A digital archive of material related to an American Psychological Association questionnaire on research ethics issued between 1968 and 1970 has been launched online. This resource, the Wesleyan Digital Archive of Psychology has been put together under the leadership of Jill Morawski and Laura Stark, both of Wesleyan University. Although the material for the digital archive is still under development, several sample surveys are currently available on the site, both as transcriptions and as digital images (as pictured at left). The Wesleyan Digital Archive of Psychology is described as follows:
Between 1968 and 1970, more than 3,000 psychologists wrote to leaders of the American Psychological Association and described instances of ethically questionable research. The psychologists were responding to a questionnaire that the APA mailed to two-thirds of its members—19,000 psychologists in all. The organization used psychologists’ stories to update its ethics code in 1973.
The stories offer a vivid, panoramic view of American psychology in the decades after World War II from the perspectives of students, practitioners, and human subjects of research. The Wesleyan Digital Archive of Psychology is creating an electronic repository of the responses in two formats: as transcribed text documents, and as digital images. As of October 2010, transcription of the first wave of the questionnaire responses (comprising 1,000 responses) is complete.
The aims of the project are threefold:
- To improve access to the archival materials. The original documents are physically held at the Library of Congress, Washington, DC within the APA collection.
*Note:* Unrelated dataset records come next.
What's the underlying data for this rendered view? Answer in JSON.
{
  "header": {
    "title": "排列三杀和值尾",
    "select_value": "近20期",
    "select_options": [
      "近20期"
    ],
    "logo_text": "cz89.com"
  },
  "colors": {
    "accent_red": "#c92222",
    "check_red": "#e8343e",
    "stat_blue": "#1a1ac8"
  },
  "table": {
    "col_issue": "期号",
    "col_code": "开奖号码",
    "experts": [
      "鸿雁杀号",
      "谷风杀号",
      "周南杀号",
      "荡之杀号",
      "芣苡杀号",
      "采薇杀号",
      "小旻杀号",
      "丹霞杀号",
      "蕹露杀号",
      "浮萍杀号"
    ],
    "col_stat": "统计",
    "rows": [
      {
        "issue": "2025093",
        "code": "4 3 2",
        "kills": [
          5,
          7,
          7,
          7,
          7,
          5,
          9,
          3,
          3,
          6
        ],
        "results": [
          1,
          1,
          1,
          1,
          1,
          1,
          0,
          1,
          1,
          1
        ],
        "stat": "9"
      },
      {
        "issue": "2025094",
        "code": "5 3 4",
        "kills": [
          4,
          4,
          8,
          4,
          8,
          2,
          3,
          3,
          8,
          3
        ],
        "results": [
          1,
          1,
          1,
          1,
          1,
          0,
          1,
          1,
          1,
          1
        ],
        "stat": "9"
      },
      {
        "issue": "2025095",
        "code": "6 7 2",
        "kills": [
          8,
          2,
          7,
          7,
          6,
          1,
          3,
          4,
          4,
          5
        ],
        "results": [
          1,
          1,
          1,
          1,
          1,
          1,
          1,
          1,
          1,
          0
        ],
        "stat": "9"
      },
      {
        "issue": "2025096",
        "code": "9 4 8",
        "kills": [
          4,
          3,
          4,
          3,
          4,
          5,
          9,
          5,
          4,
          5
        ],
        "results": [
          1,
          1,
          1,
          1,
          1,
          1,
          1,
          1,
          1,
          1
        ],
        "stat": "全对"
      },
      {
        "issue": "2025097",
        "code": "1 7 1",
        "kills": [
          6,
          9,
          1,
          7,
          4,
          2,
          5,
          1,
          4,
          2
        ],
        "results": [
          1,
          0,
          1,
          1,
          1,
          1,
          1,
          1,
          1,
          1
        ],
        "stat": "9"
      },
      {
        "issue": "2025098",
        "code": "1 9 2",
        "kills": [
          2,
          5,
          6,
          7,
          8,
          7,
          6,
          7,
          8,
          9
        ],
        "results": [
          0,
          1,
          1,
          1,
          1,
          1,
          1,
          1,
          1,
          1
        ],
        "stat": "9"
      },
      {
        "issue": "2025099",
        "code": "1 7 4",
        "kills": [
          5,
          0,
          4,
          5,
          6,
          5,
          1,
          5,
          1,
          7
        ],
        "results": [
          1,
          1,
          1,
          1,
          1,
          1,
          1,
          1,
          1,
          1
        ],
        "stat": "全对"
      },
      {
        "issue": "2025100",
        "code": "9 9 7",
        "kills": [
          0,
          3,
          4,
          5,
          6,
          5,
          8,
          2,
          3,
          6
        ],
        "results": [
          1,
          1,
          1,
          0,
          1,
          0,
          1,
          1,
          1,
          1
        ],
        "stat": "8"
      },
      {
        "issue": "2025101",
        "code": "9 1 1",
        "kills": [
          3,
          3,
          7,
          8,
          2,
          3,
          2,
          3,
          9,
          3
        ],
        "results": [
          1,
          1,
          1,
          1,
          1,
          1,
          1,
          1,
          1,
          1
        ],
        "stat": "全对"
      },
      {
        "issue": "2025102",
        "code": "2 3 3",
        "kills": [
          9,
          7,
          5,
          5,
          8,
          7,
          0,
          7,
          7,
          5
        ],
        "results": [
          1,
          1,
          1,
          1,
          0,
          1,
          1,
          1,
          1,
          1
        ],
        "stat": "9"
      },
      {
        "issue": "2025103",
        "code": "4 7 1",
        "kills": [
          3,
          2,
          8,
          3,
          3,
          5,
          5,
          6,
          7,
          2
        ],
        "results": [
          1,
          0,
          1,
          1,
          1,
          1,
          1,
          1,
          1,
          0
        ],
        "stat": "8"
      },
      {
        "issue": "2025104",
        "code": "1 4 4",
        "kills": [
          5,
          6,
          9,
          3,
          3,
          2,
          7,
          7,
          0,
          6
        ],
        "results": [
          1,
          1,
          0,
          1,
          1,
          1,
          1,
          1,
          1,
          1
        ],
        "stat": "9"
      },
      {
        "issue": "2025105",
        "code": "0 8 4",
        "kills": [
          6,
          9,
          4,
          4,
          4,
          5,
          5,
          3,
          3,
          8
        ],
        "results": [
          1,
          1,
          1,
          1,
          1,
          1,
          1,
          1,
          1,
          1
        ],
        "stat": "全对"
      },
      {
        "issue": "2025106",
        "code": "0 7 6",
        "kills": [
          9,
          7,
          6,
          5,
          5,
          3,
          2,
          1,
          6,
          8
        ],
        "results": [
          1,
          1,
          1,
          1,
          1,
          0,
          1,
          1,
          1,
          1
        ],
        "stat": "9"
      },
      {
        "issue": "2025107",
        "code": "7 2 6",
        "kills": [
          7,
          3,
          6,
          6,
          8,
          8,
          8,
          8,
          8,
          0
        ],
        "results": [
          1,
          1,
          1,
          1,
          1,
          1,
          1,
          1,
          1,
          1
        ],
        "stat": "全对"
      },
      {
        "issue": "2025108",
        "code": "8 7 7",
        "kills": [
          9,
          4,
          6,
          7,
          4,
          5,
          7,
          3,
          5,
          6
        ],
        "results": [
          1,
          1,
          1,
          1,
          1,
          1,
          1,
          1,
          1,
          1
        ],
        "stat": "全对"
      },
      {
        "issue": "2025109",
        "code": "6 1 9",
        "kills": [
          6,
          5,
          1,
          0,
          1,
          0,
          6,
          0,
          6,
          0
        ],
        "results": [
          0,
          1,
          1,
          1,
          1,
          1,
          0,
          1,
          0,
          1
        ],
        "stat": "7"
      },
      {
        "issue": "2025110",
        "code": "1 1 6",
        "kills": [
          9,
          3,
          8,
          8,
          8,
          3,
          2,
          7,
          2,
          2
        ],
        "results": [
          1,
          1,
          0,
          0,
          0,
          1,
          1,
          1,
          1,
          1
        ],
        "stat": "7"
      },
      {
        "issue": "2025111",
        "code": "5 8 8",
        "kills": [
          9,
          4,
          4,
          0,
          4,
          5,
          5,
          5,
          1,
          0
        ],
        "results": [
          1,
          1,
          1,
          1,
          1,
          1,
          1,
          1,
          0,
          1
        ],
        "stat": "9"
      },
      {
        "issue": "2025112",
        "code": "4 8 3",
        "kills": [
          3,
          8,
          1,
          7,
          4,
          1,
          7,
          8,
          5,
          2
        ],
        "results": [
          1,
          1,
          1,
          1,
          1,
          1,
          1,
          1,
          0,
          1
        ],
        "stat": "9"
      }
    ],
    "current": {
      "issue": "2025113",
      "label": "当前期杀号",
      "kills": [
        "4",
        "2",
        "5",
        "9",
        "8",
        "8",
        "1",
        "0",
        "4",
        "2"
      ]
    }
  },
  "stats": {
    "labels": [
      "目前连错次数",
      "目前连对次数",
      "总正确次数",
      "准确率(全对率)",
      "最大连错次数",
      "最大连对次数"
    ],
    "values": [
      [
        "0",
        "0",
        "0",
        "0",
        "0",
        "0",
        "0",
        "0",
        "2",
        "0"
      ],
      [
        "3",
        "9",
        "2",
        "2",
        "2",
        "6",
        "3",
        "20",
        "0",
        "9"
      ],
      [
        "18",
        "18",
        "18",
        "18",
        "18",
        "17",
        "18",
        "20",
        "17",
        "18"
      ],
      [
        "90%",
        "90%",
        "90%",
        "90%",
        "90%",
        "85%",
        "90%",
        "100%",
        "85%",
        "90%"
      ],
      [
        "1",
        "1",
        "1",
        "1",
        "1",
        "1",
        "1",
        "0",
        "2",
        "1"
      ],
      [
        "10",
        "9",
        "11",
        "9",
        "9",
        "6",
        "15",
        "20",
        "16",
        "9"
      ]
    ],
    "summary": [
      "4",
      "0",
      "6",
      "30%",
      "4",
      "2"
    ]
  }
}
The WesDAP electronic repository enables researchers to see, search, and analyze the materials online.
- To encourage collaboration among researchers. By sharing transcriptions and images of the materials, WesDAP aspires to promote research on the materials, and allow scholars who study a range of topics to connect across this common resource.
- To provide a pedagogical tool for courses in history, ethics, research methods, and a range of other areas. Instructors can use the materials to incorporate examples and classroom exercises into their curricula.